NO sooner had the final whistle sounded at the Estadio de Agosto in JuJuy on Saturday night than the familiar pleas of mitigation were filling the air. The Scots made too many mistakes, they need to be more consistent, with a good week of training the tourists will bounce back in round two of this three instalment series at the Estadio Padre Ernesto Martearna in Salta next Saturday night. 

We’ve heard this stuff so many times before that it now sounds like meaningless obfuscation. All teams make mistakes and have off days, but progressive sides learn over time how to make less errors and how to manage games when things don’t quite click. This Scotland team appears caught in a repeat loop and can’t figure out how to break the cycle, so they just keep trotting out the same bland platitudes, hoping that occasional one-off successes will paper over the cracks.. 

In fairness, coaches and players are in an invidious position when interviewed immediately after a painful defeat. They’ve had no time to digest or analyse the performance, and they are under pressure to keep it positive when all they really want to do is sit quietly in a dark corner for a few hours.  
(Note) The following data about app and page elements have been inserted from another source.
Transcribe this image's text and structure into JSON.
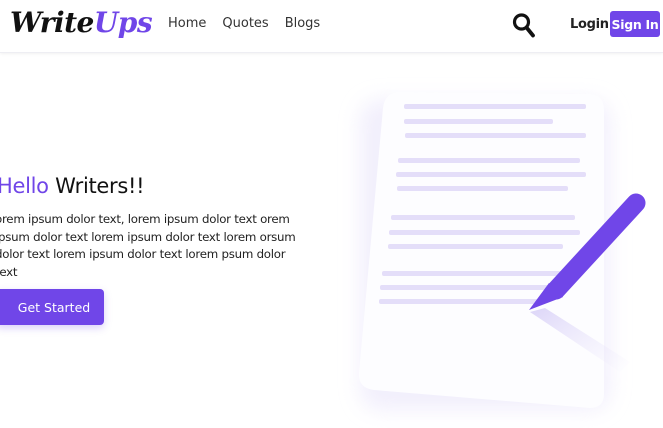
{
  "header": {
    "logo": {
      "part1": "Write",
      "part2": "Ups"
    },
    "nav": [
      {
        "label": "Home"
      },
      {
        "label": "Quotes"
      },
      {
        "label": "Blogs"
      }
    ],
    "search_icon": "search-icon",
    "login_label": "Login",
    "signin_label": "Sign In"
  },
  "hero": {
    "title_accent": "Hello",
    "title_rest": " Writers!!",
    "body": "orem ipsum dolor text, lorem ipsum dolor text orem ipsum dolor text lorem ipsum dolor text lorem orsum dolor text lorem ipsum dolor text lorem psum dolor text",
    "cta_label": "Get Started",
    "illustration_icon": "document-with-pen-icon"
  },
  "colors": {
    "accent": "#7046e8",
    "text": "#111111",
    "line": "#e4def9"
  }
}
In the current Scotland set-up, where projecting a wholesome image of a happy squad is a clear priority, you wonder whether a player saying what he really thinks in public would be a bigger cause for anxiety within the camp than giving away a mindless penalty which costs momentum at a crucial stage in the match. Certainly, in the last five or six years, we have seen a major reduction in the former while the latter is still a long-running sore. 

Squad members constantly volunteer – without prompting – that it is a brilliant environment to be in, and that they are all really enjoying each other’s company during press briefings. It all seems rather forced and irrelevant, because in international sport the only thing anyone really cares about is performances and results.  

It is fine for players to be good pals, but it is not vital, so long as there is a commonality of purpose, a ruthless commitment to drive standards and an intolerance of failure throughout the group.  

So, you’d like to think that there will be a bit of niggle in the debrief and during training this week as the Scots search for the intensity which was so conspicuously absent last Saturday. Surely voices will be raised when the team discuss how Emiliano Boffelli managed to outleap several forward to win back Argentina’s restart after Rory Hutchinson’s match-squaring try midway through the second half, because to hand the initiative right back to the opposition so easily after hunting down a 12-point half-time deficit is criminal. Shrugging shoulders and promising that lessons will be learned won’t cut it.  

From a selection perspective, changes must be made because there needs to be accountability for what has gone wrong. 

Starting at the front, Zander Fagerson reinforced his reputation as a penalty machine, holding onto the ball on the deck to give Argentina their first three points early in the match, and coughing up a scrum penalty at the start of the second half. With the World Cup now 14 months away, and WP Nel set to celebrate his 37th birthday before that tournament comes around, it surely makes sense to give Javan Sebastian some time in the saddle sooner rather than later to find out if he can play tighthead prop at the highest level. 

Dave Cherry is a fine technical hooker and a ferocious competitor in the loose so deserves a shot at hooker, either as a starter or back-up to coming man Ewan Ashman. 

If fit following his chest/shoulder injury, then Hamish Watson will return at openside flanker to provide some much needed on-field leadership and combativeness. 

Saturday was Blair Kinghorn’s third international start at stand-off so it is too early to be shelving that experiment, especially as we saw flashes of what he is capable as an attacking force in the lead-up to both Scotland tries. But he needs to be under pressure to reduce his error count – restarts must go 10 metres, penalties must find touch, offloads in midfield must go to hand – meaning Townsend must be prepared to bring Ross Thompson off the bench if his starting No 10 isn’t in complete control going into the final quarter. 

Winger Darcy Graham made a bad error when catching an Argentinean restart with a foot in touch, which handed the initiative right back to the hosts after Kisghorn's penalty had squared the scores during the first half, but he also worked hard to get himself into the game. Meanwhile, Duhan van der Merwe on the other wing was practically anonymous with ball in hand, so perhaps it is time to give a go-getter like Kyle Rowe and Rufus McLean a run.  

Regardless of who is selected, the big challenge facing this Scotland team on Saturday is to prove that they collectively have more than just hollow words of reassurance to offer.